(Component data from apps and pages)
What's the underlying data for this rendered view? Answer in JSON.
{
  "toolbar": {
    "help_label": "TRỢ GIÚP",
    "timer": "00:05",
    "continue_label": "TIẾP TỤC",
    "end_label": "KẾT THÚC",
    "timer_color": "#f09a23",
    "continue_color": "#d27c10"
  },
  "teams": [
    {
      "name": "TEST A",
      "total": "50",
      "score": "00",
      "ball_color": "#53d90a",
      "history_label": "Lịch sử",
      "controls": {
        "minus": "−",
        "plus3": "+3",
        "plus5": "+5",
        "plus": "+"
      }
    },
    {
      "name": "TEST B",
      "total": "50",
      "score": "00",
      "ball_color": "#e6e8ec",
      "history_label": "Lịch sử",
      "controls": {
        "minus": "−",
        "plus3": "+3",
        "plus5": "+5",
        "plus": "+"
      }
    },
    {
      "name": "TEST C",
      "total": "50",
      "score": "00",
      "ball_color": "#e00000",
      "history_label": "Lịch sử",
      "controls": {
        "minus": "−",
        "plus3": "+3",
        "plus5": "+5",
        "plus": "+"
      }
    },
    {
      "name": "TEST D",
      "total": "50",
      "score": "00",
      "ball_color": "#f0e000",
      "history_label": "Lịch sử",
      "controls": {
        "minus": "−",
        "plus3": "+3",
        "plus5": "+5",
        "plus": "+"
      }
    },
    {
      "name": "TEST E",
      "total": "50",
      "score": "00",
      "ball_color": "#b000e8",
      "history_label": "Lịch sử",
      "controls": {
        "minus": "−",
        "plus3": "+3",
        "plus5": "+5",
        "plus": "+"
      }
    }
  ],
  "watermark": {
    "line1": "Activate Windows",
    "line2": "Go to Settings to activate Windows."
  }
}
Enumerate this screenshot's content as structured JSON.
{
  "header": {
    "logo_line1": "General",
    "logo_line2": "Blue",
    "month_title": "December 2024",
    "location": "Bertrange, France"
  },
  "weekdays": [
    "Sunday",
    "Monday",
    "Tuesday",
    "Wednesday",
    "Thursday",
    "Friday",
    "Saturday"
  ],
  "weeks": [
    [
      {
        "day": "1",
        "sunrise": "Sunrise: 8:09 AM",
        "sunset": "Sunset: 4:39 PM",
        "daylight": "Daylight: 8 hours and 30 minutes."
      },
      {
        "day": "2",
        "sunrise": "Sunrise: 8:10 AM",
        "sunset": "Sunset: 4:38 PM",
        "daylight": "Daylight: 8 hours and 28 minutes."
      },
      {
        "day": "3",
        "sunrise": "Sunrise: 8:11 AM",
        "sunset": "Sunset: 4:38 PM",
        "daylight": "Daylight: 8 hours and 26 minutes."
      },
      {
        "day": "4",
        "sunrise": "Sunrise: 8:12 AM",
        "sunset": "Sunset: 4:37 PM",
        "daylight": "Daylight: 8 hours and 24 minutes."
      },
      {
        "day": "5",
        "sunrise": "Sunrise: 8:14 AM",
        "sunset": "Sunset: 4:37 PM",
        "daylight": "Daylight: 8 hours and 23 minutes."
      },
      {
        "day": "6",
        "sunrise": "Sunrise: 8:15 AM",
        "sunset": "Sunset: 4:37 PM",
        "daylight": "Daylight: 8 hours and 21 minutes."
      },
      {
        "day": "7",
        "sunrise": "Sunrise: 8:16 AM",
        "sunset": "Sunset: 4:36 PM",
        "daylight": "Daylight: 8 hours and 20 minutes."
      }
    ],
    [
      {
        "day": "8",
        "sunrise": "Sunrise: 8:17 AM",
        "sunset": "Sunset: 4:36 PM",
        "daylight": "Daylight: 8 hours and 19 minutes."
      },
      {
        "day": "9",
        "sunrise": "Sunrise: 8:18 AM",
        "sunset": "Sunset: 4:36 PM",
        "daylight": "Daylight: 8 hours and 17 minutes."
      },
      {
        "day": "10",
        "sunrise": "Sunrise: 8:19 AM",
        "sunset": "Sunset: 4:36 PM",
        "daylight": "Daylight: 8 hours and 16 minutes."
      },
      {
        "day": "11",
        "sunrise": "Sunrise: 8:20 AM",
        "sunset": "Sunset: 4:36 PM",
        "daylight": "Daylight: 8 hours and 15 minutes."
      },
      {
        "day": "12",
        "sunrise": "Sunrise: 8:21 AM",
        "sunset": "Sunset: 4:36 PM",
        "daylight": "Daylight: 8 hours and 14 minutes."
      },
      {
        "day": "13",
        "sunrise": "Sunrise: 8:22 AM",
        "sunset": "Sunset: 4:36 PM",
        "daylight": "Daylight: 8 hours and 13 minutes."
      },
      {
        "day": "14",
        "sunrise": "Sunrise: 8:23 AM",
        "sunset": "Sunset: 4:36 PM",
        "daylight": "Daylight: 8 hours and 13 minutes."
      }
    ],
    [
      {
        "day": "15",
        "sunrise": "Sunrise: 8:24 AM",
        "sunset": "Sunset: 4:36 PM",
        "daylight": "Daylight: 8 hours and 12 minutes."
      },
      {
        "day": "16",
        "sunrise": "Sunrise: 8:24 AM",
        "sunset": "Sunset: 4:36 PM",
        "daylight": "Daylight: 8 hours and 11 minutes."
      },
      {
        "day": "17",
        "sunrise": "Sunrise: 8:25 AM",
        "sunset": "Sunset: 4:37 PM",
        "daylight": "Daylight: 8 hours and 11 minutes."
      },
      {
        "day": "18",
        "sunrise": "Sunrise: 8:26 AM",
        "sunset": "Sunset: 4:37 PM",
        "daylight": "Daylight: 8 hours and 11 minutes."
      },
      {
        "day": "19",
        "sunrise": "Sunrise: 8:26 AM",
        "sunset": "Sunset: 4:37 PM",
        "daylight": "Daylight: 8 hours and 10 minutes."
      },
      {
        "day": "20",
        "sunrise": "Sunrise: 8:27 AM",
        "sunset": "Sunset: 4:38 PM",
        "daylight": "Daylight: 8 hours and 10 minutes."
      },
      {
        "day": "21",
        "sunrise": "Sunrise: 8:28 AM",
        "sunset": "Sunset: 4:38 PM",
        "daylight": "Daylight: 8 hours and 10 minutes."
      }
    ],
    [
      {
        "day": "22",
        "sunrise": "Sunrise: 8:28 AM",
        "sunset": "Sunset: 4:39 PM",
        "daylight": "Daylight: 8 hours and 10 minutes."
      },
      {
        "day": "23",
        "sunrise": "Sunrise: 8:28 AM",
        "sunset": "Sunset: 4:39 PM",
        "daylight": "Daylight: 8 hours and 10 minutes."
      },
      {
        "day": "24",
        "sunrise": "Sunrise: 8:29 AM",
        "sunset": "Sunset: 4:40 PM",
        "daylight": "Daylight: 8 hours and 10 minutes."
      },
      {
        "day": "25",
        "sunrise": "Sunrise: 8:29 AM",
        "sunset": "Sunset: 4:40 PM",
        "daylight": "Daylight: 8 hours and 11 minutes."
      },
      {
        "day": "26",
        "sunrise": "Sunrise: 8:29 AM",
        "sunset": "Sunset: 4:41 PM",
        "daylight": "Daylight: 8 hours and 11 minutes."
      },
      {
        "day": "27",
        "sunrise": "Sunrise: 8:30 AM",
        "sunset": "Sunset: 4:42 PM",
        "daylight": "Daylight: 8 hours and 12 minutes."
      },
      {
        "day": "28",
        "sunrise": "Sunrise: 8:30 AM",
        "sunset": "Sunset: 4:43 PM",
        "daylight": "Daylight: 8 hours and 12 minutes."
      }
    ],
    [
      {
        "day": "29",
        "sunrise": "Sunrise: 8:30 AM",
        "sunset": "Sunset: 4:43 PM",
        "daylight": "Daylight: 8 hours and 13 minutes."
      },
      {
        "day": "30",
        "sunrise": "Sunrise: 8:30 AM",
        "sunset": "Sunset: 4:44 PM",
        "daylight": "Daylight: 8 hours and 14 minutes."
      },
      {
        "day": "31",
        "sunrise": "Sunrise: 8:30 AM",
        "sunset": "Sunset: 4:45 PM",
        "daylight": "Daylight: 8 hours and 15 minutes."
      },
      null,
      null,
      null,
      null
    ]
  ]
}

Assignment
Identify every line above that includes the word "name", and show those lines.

Reply to the exercise
      "name": "TEST A",
      "name": "TEST B",
      "name": "TEST C",
      "name": "TEST D",
      "name": "TEST E",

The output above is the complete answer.